  3. How will this relate to Amtrak? Will Amtrak continue to plod along freight tracks as the Chevy to this new Cadillac? Would a new entity that owns the new HSR lines absorb ownership of Amtrak’s fixed infrastructure, evolving Amtrak and its fleet into one of the new operators? Would Amtrak run this whole new creation itself? I doubt that last one very much, but there will need to be some central integrating agent to ensure that operations mesh cleanly. Ideally this would extend between not only the HSR operations and the conventional Amtrak operations, but also to the regional rail operations throughout the country. I am not going to hold my breath on that last point.
  4. Will the network Kerry envisions build on the proposed American HSR network that grew out of the 1993 High Speed Rail Development Act? (Isn’t it great how that legislation has done so much over the last fifteen years?) The following map is from the FRA and dates to 2001 (A much larger version can be found on Wikipedia here.) See also here.
    2001 FRA-designated HSR corridors
    2001 FRA-designated HSR corridors

    It should not surprise you that the FRA web site itself offers no readily apparent information on their goals for American HSR.

  5. Finally, and briefly, how does this idea fit with Florida Representative Mica’s vague plans for a new rail line in the NEC? Was that a camel’s nose under the tent for this larger plan? I doubt it, but the politics of high gas prices makes for some strange bedfellows.

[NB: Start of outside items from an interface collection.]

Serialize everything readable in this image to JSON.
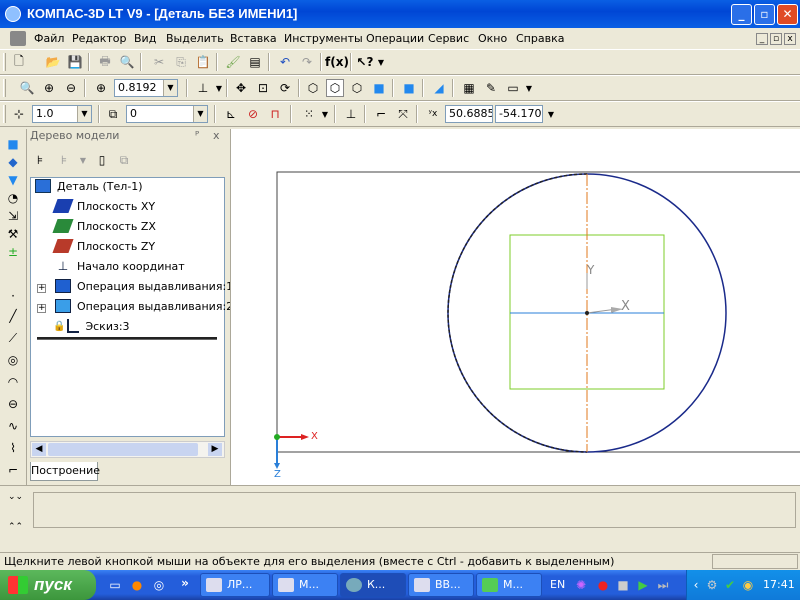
{
  "window": {
    "title": "КОМПАС-3D LT V9 - [Деталь БЕЗ ИМЕНИ1]",
    "minimize": "_",
    "maximize": "▫",
    "close": "✕"
  },
  "menu": [
    {
      "label": "Файл"
    },
    {
      "label": "Редактор"
    },
    {
      "label": "Вид"
    },
    {
      "label": "Выделить"
    },
    {
      "label": "Вставка"
    },
    {
      "label": "Инструменты"
    },
    {
      "label": "Операции"
    },
    {
      "label": "Сервис"
    },
    {
      "label": "Окно"
    },
    {
      "label": "Справка"
    }
  ],
  "toolbar_view": {
    "zoom_value": "0.8192"
  },
  "toolbar_props": {
    "step_value": "1.0",
    "layer_value": "0",
    "coord_x": "50.6885",
    "coord_y": "-54.170"
  },
  "tree_panel": {
    "header": "Дерево модели",
    "pin": "ᴾ",
    "close": "x",
    "items": [
      {
        "label": "Деталь (Тел-1)"
      },
      {
        "label": "Плоскость XY"
      },
      {
        "label": "Плоскость ZX"
      },
      {
        "label": "Плоскость ZY"
      },
      {
        "label": "Начало координат"
      },
      {
        "label": "Операция выдавливания:1"
      },
      {
        "label": "Операция выдавливания:2"
      },
      {
        "label": "Эскиз:3"
      }
    ],
    "tab": "Построение"
  },
  "canvas": {
    "axis_x": "X",
    "axis_z": "Z",
    "label_y": "Y",
    "label_x": "X"
  },
  "status": {
    "message": "Щелкните левой кнопкой мыши на объекте для его выделения (вместе с Ctrl - добавить к выделенным)"
  },
  "taskbar": {
    "start": "пуск",
    "buttons": [
      {
        "label": "ЛР..."
      },
      {
        "label": "М..."
      },
      {
        "label": "К..."
      },
      {
        "label": "ВВ..."
      },
      {
        "label": "М..."
      }
    ],
    "lang": "EN",
    "clock": "17:41"
  },
  "colors": {
    "title_blue": "#0a5fe4",
    "sketch_green": "#7ccc2a",
    "axis_orange": "#e07a1c",
    "circle_navy": "#1a2a8a"
  }
}
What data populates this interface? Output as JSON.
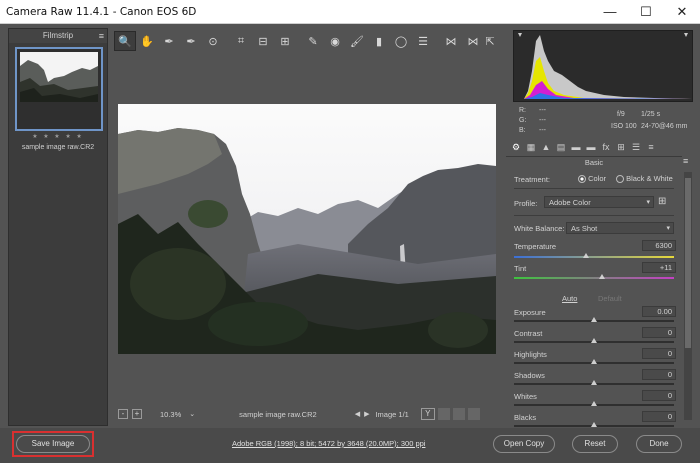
{
  "window": {
    "title": "Camera Raw 11.4.1  -  Canon EOS 6D",
    "minimize_glyph": "—",
    "maximize_glyph": "☐",
    "close_glyph": "✕"
  },
  "filmstrip": {
    "header": "Filmstrip",
    "menu_icon": "≡",
    "stars": "★ ★ ★ ★ ★",
    "thumb_name": "sample image raw.CR2"
  },
  "toolbar": {
    "tools": [
      {
        "name": "zoom-tool-icon",
        "glyph": "🔍"
      },
      {
        "name": "hand-tool-icon",
        "glyph": "✋"
      },
      {
        "name": "white-balance-tool-icon",
        "glyph": "✒"
      },
      {
        "name": "color-sampler-tool-icon",
        "glyph": "✒"
      },
      {
        "name": "targeted-adjustment-tool-icon",
        "glyph": "⊙"
      },
      {
        "name": "crop-tool-icon",
        "glyph": "⌗"
      },
      {
        "name": "straighten-tool-icon",
        "glyph": "⊟"
      },
      {
        "name": "transform-tool-icon",
        "glyph": "⊞"
      },
      {
        "name": "spot-removal-tool-icon",
        "glyph": "✎"
      },
      {
        "name": "red-eye-tool-icon",
        "glyph": "◉"
      },
      {
        "name": "adjustment-brush-icon",
        "glyph": "🖌"
      },
      {
        "name": "graduated-filter-icon",
        "glyph": "▮"
      },
      {
        "name": "radial-filter-icon",
        "glyph": "◯"
      },
      {
        "name": "preferences-icon",
        "glyph": "☰"
      },
      {
        "name": "rotate-ccw-icon",
        "glyph": "⋈"
      },
      {
        "name": "rotate-cw-icon",
        "glyph": "⋈"
      }
    ],
    "export_glyph": "⇱"
  },
  "canvasbar": {
    "zoom_minus": "-",
    "zoom_plus": "+",
    "zoom": "10.3%",
    "zoom_dd": "⌄",
    "filename": "sample image raw.CR2",
    "prev": "◀",
    "next": "▶",
    "image_count": "Image 1/1",
    "yy": "Y"
  },
  "exif": {
    "r_label": "R:",
    "g_label": "G:",
    "b_label": "B:",
    "r_val": "---",
    "g_val": "---",
    "b_val": "---",
    "aperture": "f/9",
    "shutter": "1/25 s",
    "iso": "ISO 100",
    "lens": "24-70@46 mm"
  },
  "panel_tabs": [
    "⚙",
    "▦",
    "▲",
    "▤",
    "▬",
    "▬",
    "fx",
    "⊞",
    "☰",
    "≡"
  ],
  "panel": {
    "title": "Basic",
    "menu_icon": "≡",
    "treatment_label": "Treatment:",
    "treatment_color": "Color",
    "treatment_bw": "Black & White",
    "profile_label": "Profile:",
    "profile_value": "Adobe Color",
    "wb_label": "White Balance:",
    "wb_value": "As Shot",
    "temperature_label": "Temperature",
    "temperature_value": "6300",
    "tint_label": "Tint",
    "tint_value": "+11",
    "auto": "Auto",
    "default": "Default",
    "sliders": [
      {
        "label": "Exposure",
        "value": "0.00",
        "level": 0.5
      },
      {
        "label": "Contrast",
        "value": "0",
        "level": 0.5
      },
      {
        "label": "Highlights",
        "value": "0",
        "level": 0.5
      },
      {
        "label": "Shadows",
        "value": "0",
        "level": 0.5
      },
      {
        "label": "Whites",
        "value": "0",
        "level": 0.5
      },
      {
        "label": "Blacks",
        "value": "0",
        "level": 0.5
      }
    ],
    "temperature_level": 0.45,
    "tint_level": 0.55
  },
  "footer": {
    "save_label": "Save Image",
    "workflow_link": "Adobe RGB (1998); 8 bit; 5472 by 3648 (20.0MP); 300 ppi",
    "open_label": "Open Copy",
    "reset_label": "Reset",
    "done_label": "Done"
  },
  "colors": {
    "accent_blue": "#6f95c8",
    "highlight_red": "#d93030"
  }
}
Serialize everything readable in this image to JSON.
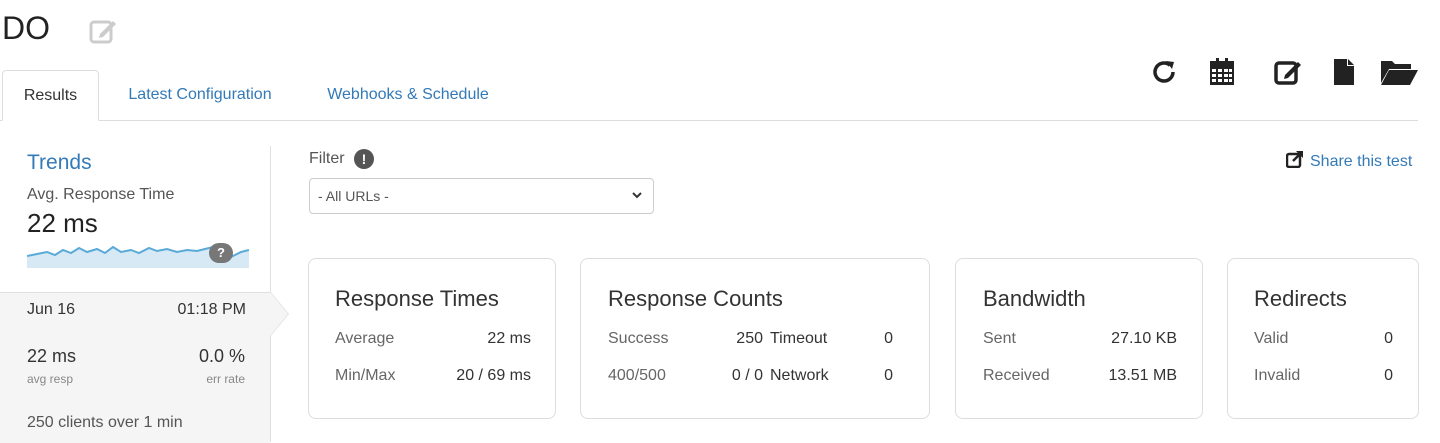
{
  "page": {
    "title": "DO"
  },
  "toolbar": {
    "refresh_icon": "refresh-icon",
    "calendar_icon": "calendar-icon",
    "edit_icon": "edit-icon",
    "document_icon": "document-icon",
    "folder_icon": "folder-open-icon"
  },
  "tabs": [
    {
      "label": "Results",
      "active": true
    },
    {
      "label": "Latest Configuration",
      "active": false
    },
    {
      "label": "Webhooks & Schedule",
      "active": false
    }
  ],
  "sidebar": {
    "trends_label": "Trends",
    "avg_label": "Avg. Response Time",
    "avg_value": "22 ms",
    "help_badge": "?",
    "run": {
      "date": "Jun 16",
      "time": "01:18 PM",
      "avg_resp": "22 ms",
      "avg_resp_label": "avg resp",
      "err_rate": "0.0 %",
      "err_rate_label": "err rate",
      "clients_text": "250 clients over 1 min"
    }
  },
  "filter": {
    "label": "Filter",
    "info_badge": "!",
    "selected": "- All URLs -"
  },
  "share": {
    "label": "Share this test"
  },
  "cards": {
    "response_times": {
      "title": "Response Times",
      "average_label": "Average",
      "average_value": "22 ms",
      "minmax_label": "Min/Max",
      "minmax_value": "20 / 69 ms"
    },
    "response_counts": {
      "title": "Response Counts",
      "success_label": "Success",
      "success_value": "250",
      "timeout_label": "Timeout",
      "timeout_value": "0",
      "err_label": "400/500",
      "err_value": "0 / 0",
      "network_label": "Network",
      "network_value": "0"
    },
    "bandwidth": {
      "title": "Bandwidth",
      "sent_label": "Sent",
      "sent_value": "27.10 KB",
      "received_label": "Received",
      "received_value": "13.51 MB"
    },
    "redirects": {
      "title": "Redirects",
      "valid_label": "Valid",
      "valid_value": "0",
      "invalid_label": "Invalid",
      "invalid_value": "0"
    }
  },
  "colors": {
    "link": "#337ab7",
    "sparkline": "#5aaad8",
    "sparkfill": "#d6e9f5"
  }
}
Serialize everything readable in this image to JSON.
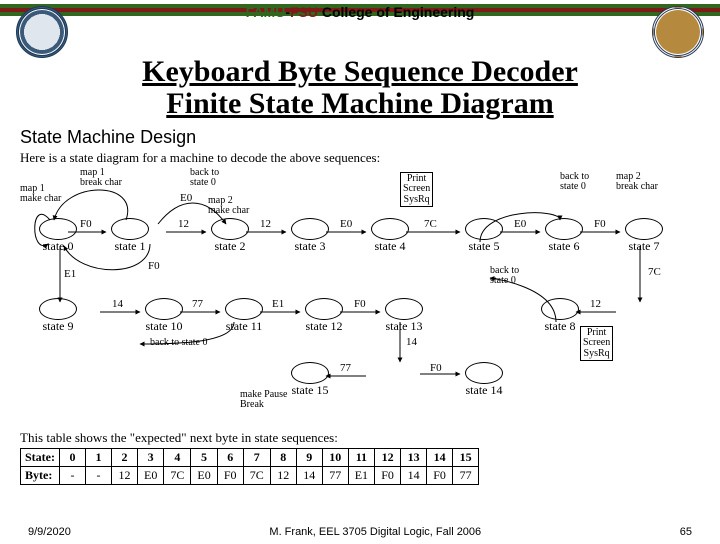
{
  "header": {
    "famu": "FAMU",
    "dash": "-",
    "fsu": "FSU",
    "rest": " College of Engineering"
  },
  "title_line1": "Keyboard Byte Sequence Decoder",
  "title_line2": "Finite State Machine Diagram",
  "subtitle": "State Machine Design",
  "desc": "Here is a state diagram for a machine to decode the above sequences:",
  "notes": {
    "map1": "map 1\nmake char",
    "map1break": "map 1\nbreak char",
    "map2make": "map 2\nmake char",
    "map2break": "map 2\nbreak char",
    "back0a": "back to\nstate 0",
    "back0b": "back to\nstate 0",
    "back0c": "back to state 0",
    "back0d": "back to\nstate 0",
    "prtscr": "Print\nScreen\nSysRq",
    "prtscr2": "Print\nScreen\nSysRq",
    "pause": "make Pause\nBreak"
  },
  "states": {
    "s0": "state\n0",
    "s1": "state\n1",
    "s2": "state\n2",
    "s3": "state\n3",
    "s4": "state\n4",
    "s5": "state\n5",
    "s6": "state\n6",
    "s7": "state\n7",
    "s8": "state\n8",
    "s9": "state\n9",
    "s10": "state\n10",
    "s11": "state\n11",
    "s12": "state\n12",
    "s13": "state\n13",
    "s14": "state\n14",
    "s15": "state\n15"
  },
  "edges": {
    "e0_1": "F0",
    "e1_back": "",
    "e0_2": "E0",
    "e2_3": "12",
    "e3_4": "E0",
    "e4_5": "7C",
    "e5_6": "E0",
    "e6_7": "F0",
    "e7_8": "7C",
    "e8_12": "12",
    "e0_9": "E1",
    "e2_0": "F0",
    "e2_back": "",
    "e9_10": "14",
    "e10_11": "77",
    "e11_12a": "E1",
    "e12_13": "F0",
    "e13_14": "14",
    "e14_15": "F0",
    "e15_14": "77"
  },
  "desc2": "This table shows the \"expected\" next byte in state sequences:",
  "table": {
    "header_label": "State:",
    "row_label": "Byte:",
    "states": [
      "0",
      "1",
      "2",
      "3",
      "4",
      "5",
      "6",
      "7",
      "8",
      "9",
      "10",
      "11",
      "12",
      "13",
      "14",
      "15"
    ],
    "bytes": [
      "-",
      "-",
      "12",
      "E0",
      "7C",
      "E0",
      "F0",
      "7C",
      "12",
      "14",
      "77",
      "E1",
      "F0",
      "14",
      "F0",
      "77"
    ]
  },
  "footer": {
    "date": "9/9/2020",
    "credit": "M. Frank, EEL 3705 Digital Logic, Fall 2006",
    "page": "65"
  }
}
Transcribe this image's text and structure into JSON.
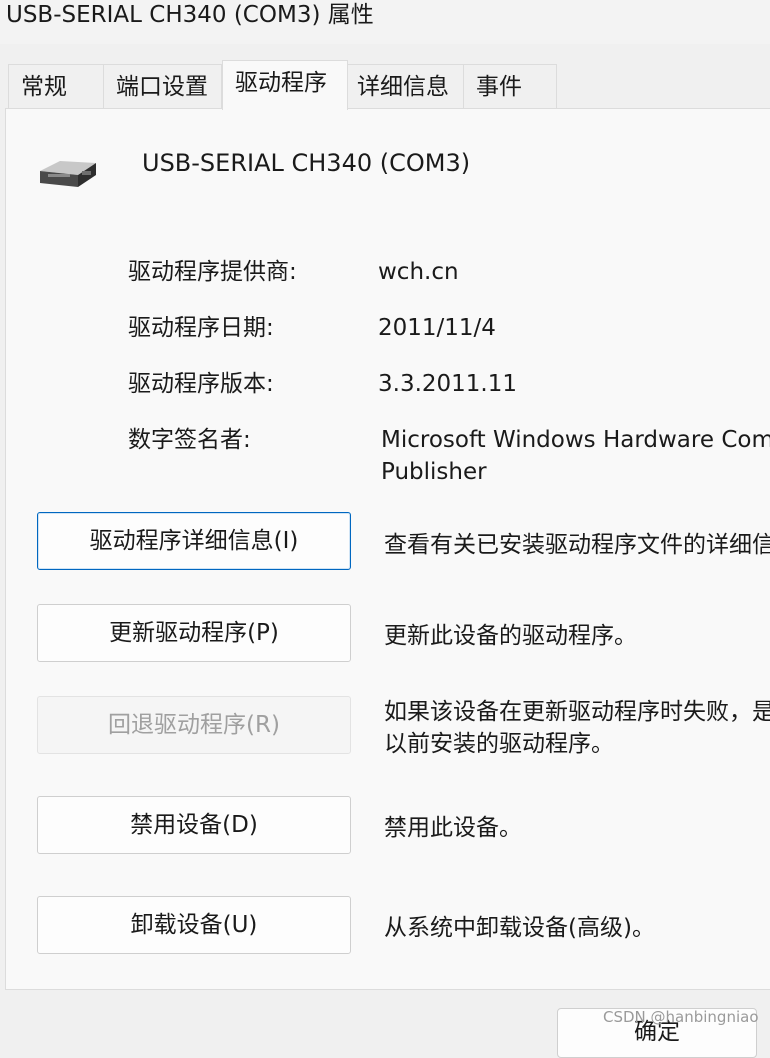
{
  "window": {
    "title": "USB-SERIAL CH340 (COM3) 属性"
  },
  "tabs": [
    {
      "label": "常规"
    },
    {
      "label": "端口设置"
    },
    {
      "label": "驱动程序",
      "active": true
    },
    {
      "label": "详细信息"
    },
    {
      "label": "事件"
    }
  ],
  "device": {
    "name": "USB-SERIAL CH340 (COM3)",
    "icon": "serial-port-icon"
  },
  "driver_info": [
    {
      "label": "驱动程序提供商:",
      "value": "wch.cn"
    },
    {
      "label": "驱动程序日期:",
      "value": "2011/11/4"
    },
    {
      "label": "驱动程序版本:",
      "value": "3.3.2011.11"
    },
    {
      "label": "数字签名者:",
      "value": "Microsoft Windows Hardware Comp",
      "value_line2": "Publisher"
    }
  ],
  "actions": [
    {
      "button": "驱动程序详细信息(I)",
      "description": "查看有关已安装驱动程序文件的详细信"
    },
    {
      "button": "更新驱动程序(P)",
      "description": "更新此设备的驱动程序。"
    },
    {
      "button": "回退驱动程序(R)",
      "description": "如果该设备在更新驱动程序时失败，是",
      "description_line2": "以前安装的驱动程序。",
      "disabled": true
    },
    {
      "button": "禁用设备(D)",
      "description": "禁用此设备。"
    },
    {
      "button": "卸载设备(U)",
      "description": "从系统中卸载设备(高级)。"
    }
  ],
  "footer": {
    "ok_label": "确定",
    "watermark": "CSDN @hanbingniao"
  },
  "colors": {
    "accent": "#0067c0",
    "disabled_text": "#a0a0a0"
  }
}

Either way, would a plan like this receive any support from either of the presidential candidates? Obama – yes. McCain – no. Curiously, given the fact that high-speed trains are nearly always electric, they would be a perfect fit with the expanded network of nuclear power plants McCain has proposed.
Whenever a politician speaks up about the importance of improving the transportation options available to Americans, I am quick to listen and hopeful they will succeed in advancing their ideas, but the modern history of passenger rail in America does not make me very sanguine. I look forward to watching this develop.

Via Trains for America.